Dermatologists should use media as a channel to disseminate public health info

Oct 01, 2007, 4:00am

Dermatologists should regard opportunities to speak with members of the media as chances to disseminate information about public health issues such as skin cancer, a communications specialist says. Therefore, physicians should develop messages that they want to get across, as well as prepare delivery using their voice, hands, eyes and body language.

Toronto - If dermatologists act as effective communicators with members of the media, they can potentially alter social behavior, a communications specialist here says.

Speaking to the members of the Canadian Dermatology Association (CDA) here at the CDA's annual meeting, Chris Winsor, an account director with international public relations firm Hill and Knowlton, in Toronto, described three pillars of effective communication: message development, interview control and message delivery.

Crafting the message

"If dermatologists are singing from the same songsheet, they can create conditions for attitudinal change and modify social behavior. We have seen it with the wider use of sunscreens, which is much different from years ago."

Social behavior has been changed in other lifestyle areas because of effective messaging on public health issues such as alcohol consumption and driving or tobacco use, Mr. Winsor notes.

"As dermatologists, there are a number of message opportunities that they will have," Mr. Winsor says. "Certainly, sun safety is one, as is the use of sunscreens and protective clothing."

The challenge for dermatologists, and other individuals who are interviewed by media, is to convey specific key messages, according to Mr. Winsor, head of Hill and Knowlton's national training practice in Canada.

A former journalist for major print publications in Canada, Mr. Winsor cites several areas in which dermatologists will be called upon to act as spokesmen and can be regarded as opinion leaders, such as skincare, new cosmetic products, skin allergies, common skin conditions and the availability of dermatologists and/or shortage of dermatologists in communities in North America.

"Most dermatologists can probably discuss at length these issues," Mr. Winsor says. "But can they talk succinctly and strategically about them for two or three sentences maximum? To be an effective communicator, whether it's talking about skin allergies or acne, the key is to distill the information to its essence."

Key messages that work are short, substantive, strategic and free of jargon, Mr. Winsor stresses.

Driving the interview

Effective message delivery is instrumental in generating an accurate story with a positive impact.

"Successful communicators don't just answer interview questions literally, they acknowledge where the question is coming from and add message-rich communication," Winsor says. "Skilled communicators think in terms of questions and responses, and not questions and answers."

An exxample of bad communication is the way in which many politicians choose to interact with media, in exchanges often characterized by willful deflection, Mr. Winsor points out.

Dermatologists need to consider what journalists choose to report and how they report when they are involved in a media interview, Mr. Winsor notes.

"What media are doing is essentially story-telling," Mr. Winsor says. "They call it 'news' for a reason, because implicitly there has been a change of some kind. The question then is, how do we play to this fact? Are there studies or a launch of a campaign that can be leveraged to bring new sensitivity to an issue?"
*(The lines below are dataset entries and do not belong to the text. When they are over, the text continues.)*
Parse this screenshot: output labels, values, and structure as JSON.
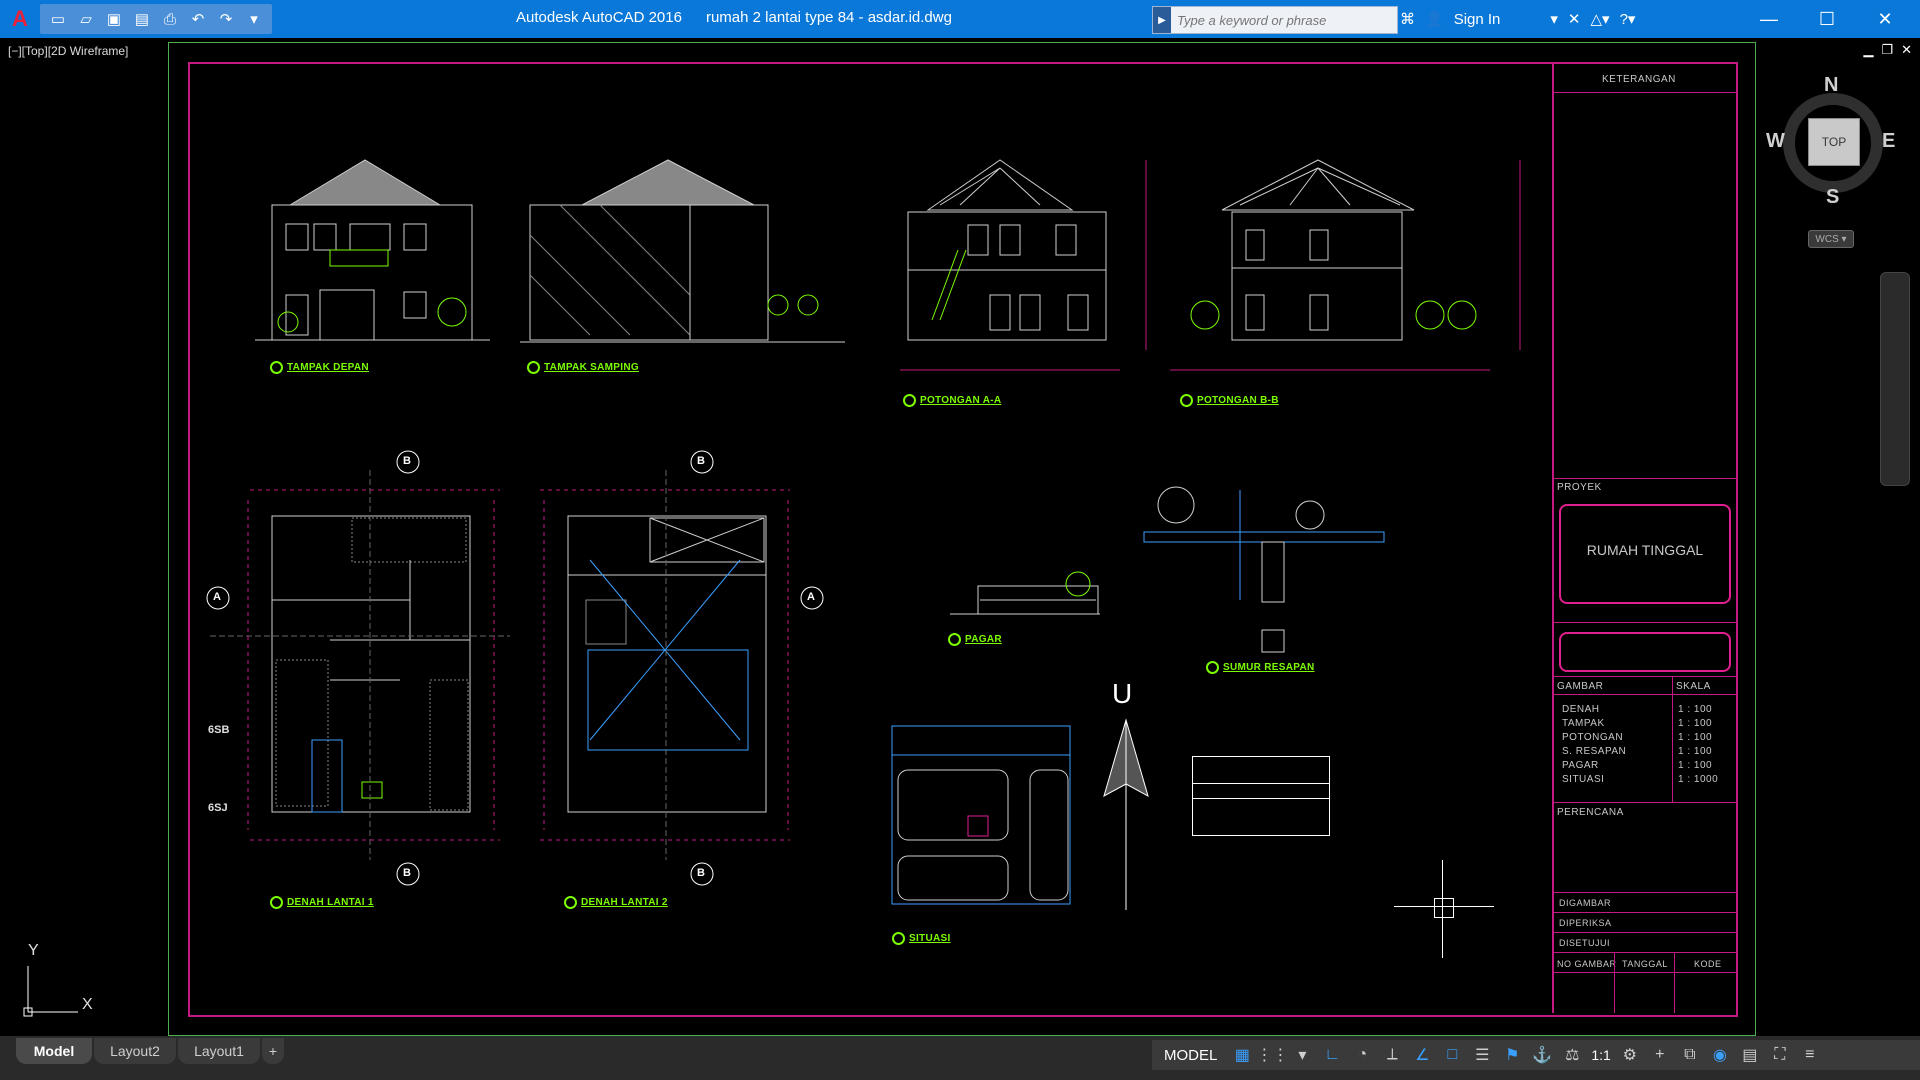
{
  "titlebar": {
    "app_title": "Autodesk AutoCAD 2016",
    "file_name": "rumah 2 lantai type 84 - asdar.id.dwg",
    "search_placeholder": "Type a keyword or phrase",
    "sign_in": "Sign In"
  },
  "viewport": {
    "label": "[−][Top][2D Wireframe]"
  },
  "viewcube": {
    "face": "TOP",
    "north": "N",
    "south": "S",
    "east": "E",
    "west": "W",
    "wcs": "WCS"
  },
  "drawing": {
    "elevations": [
      "TAMPAK DEPAN",
      "TAMPAK SAMPING"
    ],
    "sections": [
      "POTONGAN A-A",
      "POTONGAN B-B"
    ],
    "plans": [
      "DENAH LANTAI 1",
      "DENAH LANTAI 2"
    ],
    "details": [
      "PAGAR",
      "SUMUR RESAPAN",
      "SITUASI"
    ],
    "north_label": "U",
    "grid_labels": [
      "6SB",
      "6SJ"
    ],
    "section_marks": [
      "A",
      "B"
    ]
  },
  "titleblock": {
    "keterangan": "KETERANGAN",
    "proyek_label": "PROYEK",
    "project_name": "RUMAH TINGGAL",
    "gambar_label": "GAMBAR",
    "skala_label": "SKALA",
    "schedule": [
      {
        "name": "DENAH",
        "scale": "1 : 100"
      },
      {
        "name": "TAMPAK",
        "scale": "1 : 100"
      },
      {
        "name": "POTONGAN",
        "scale": "1 : 100"
      },
      {
        "name": "S. RESAPAN",
        "scale": "1 : 100"
      },
      {
        "name": "PAGAR",
        "scale": "1 : 100"
      },
      {
        "name": "SITUASI",
        "scale": "1 : 1000"
      }
    ],
    "perencana_label": "PERENCANA",
    "digambar": "DIGAMBAR",
    "diperiksa": "DIPERIKSA",
    "disetujui": "DISETUJUI",
    "no_gambar": "NO GAMBAR",
    "tanggal": "TANGGAL",
    "kode": "KODE"
  },
  "ucs": {
    "x": "X",
    "y": "Y"
  },
  "tabs": [
    "Model",
    "Layout2",
    "Layout1"
  ],
  "statusbar": {
    "model": "MODEL",
    "scale": "1:1"
  },
  "colors": {
    "titlebar": "#0a78d8",
    "border": "#c21a80",
    "label": "#7cfc00",
    "sheet_edge": "#4caf50"
  }
}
The CDA holds an annual sun safety awareness week in June. This year, the theme of that campaign, which media widely covered in Canada, was the outdoor worker.

"The message (of sun safety) is the same, but what is new is the focus on the outdoor worker," says Mr. Winsor, who views the campaign as a success. "The point is that there are many ways to feed the news media's insatiable appetite for newness or novelty."

Key messages have a better chance of being reflected in media coverage if interviewees can take control of the interview. To ensure those messages are reflected, successful communicators employ techniques such as using bridging or reinforcing phrases in their speech, Winsor notes.